[WHAT THE EXERCISE ASKS] Every line below that holds the string "aditya" should be copied.

[LISTED ENTRIES]
####

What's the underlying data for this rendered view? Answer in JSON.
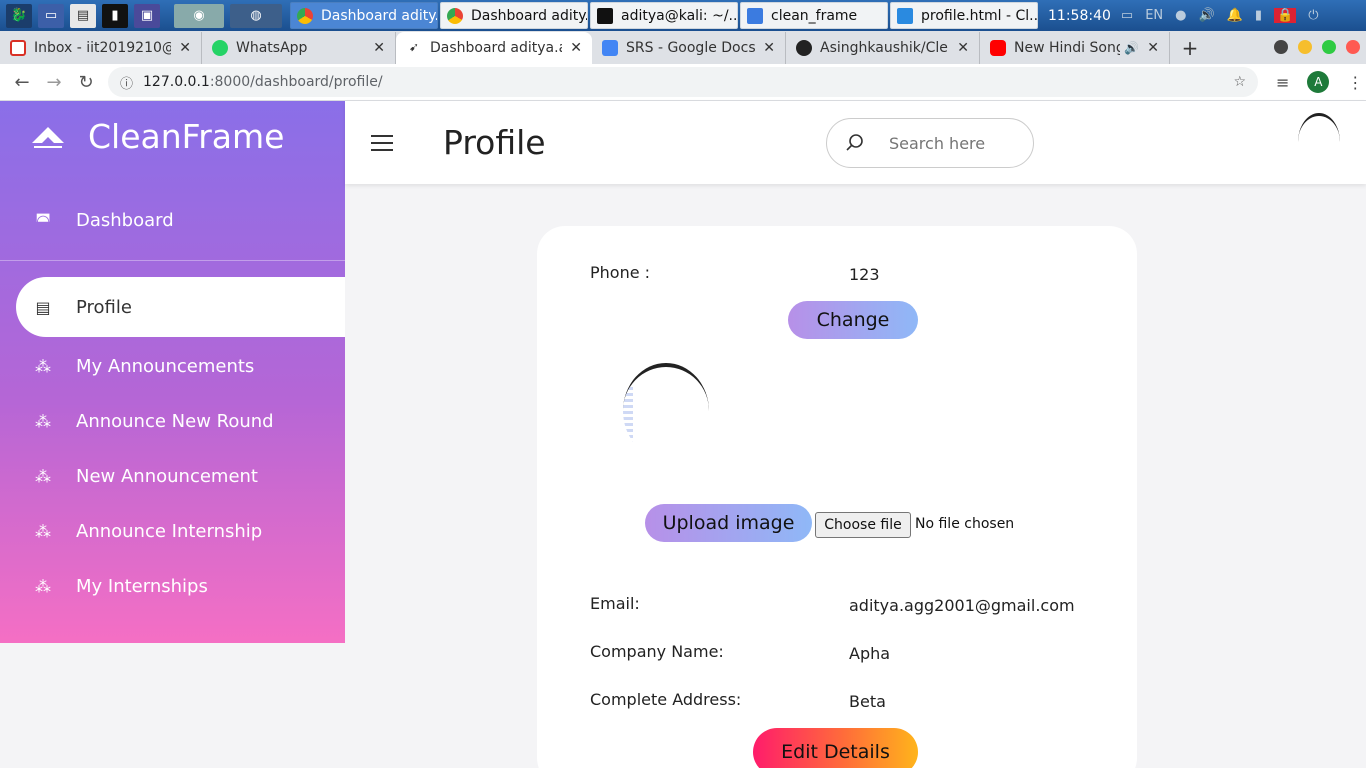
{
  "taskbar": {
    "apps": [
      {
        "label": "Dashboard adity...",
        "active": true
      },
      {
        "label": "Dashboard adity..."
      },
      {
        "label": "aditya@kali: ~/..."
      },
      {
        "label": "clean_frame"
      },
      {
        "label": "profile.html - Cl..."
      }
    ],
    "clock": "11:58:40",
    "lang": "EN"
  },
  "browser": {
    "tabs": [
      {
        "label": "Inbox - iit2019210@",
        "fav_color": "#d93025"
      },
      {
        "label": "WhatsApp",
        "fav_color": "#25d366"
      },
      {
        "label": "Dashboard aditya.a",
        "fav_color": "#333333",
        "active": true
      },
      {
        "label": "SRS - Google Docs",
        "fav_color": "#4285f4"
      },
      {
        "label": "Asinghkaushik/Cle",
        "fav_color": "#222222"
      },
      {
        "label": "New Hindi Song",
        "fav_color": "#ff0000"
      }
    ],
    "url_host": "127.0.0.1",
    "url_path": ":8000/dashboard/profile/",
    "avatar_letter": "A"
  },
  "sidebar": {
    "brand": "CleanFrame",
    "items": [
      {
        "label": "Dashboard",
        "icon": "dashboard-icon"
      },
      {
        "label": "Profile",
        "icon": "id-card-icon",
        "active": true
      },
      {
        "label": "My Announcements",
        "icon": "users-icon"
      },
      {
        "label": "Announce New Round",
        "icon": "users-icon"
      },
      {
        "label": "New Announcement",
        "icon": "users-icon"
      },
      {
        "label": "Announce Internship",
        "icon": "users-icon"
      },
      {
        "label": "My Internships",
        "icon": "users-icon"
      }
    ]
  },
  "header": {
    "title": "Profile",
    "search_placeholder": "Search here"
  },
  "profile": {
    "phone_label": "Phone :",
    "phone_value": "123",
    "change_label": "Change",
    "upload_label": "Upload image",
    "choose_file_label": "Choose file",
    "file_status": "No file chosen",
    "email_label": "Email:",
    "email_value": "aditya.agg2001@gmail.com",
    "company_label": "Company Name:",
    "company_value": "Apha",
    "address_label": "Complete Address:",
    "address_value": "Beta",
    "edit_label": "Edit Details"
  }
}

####

[YOUR SOLUTION]
        "label": "aditya@kali: ~/..."
        "label": "Dashboard aditya.a",
    "email_value": "aditya.agg2001@gmail.com",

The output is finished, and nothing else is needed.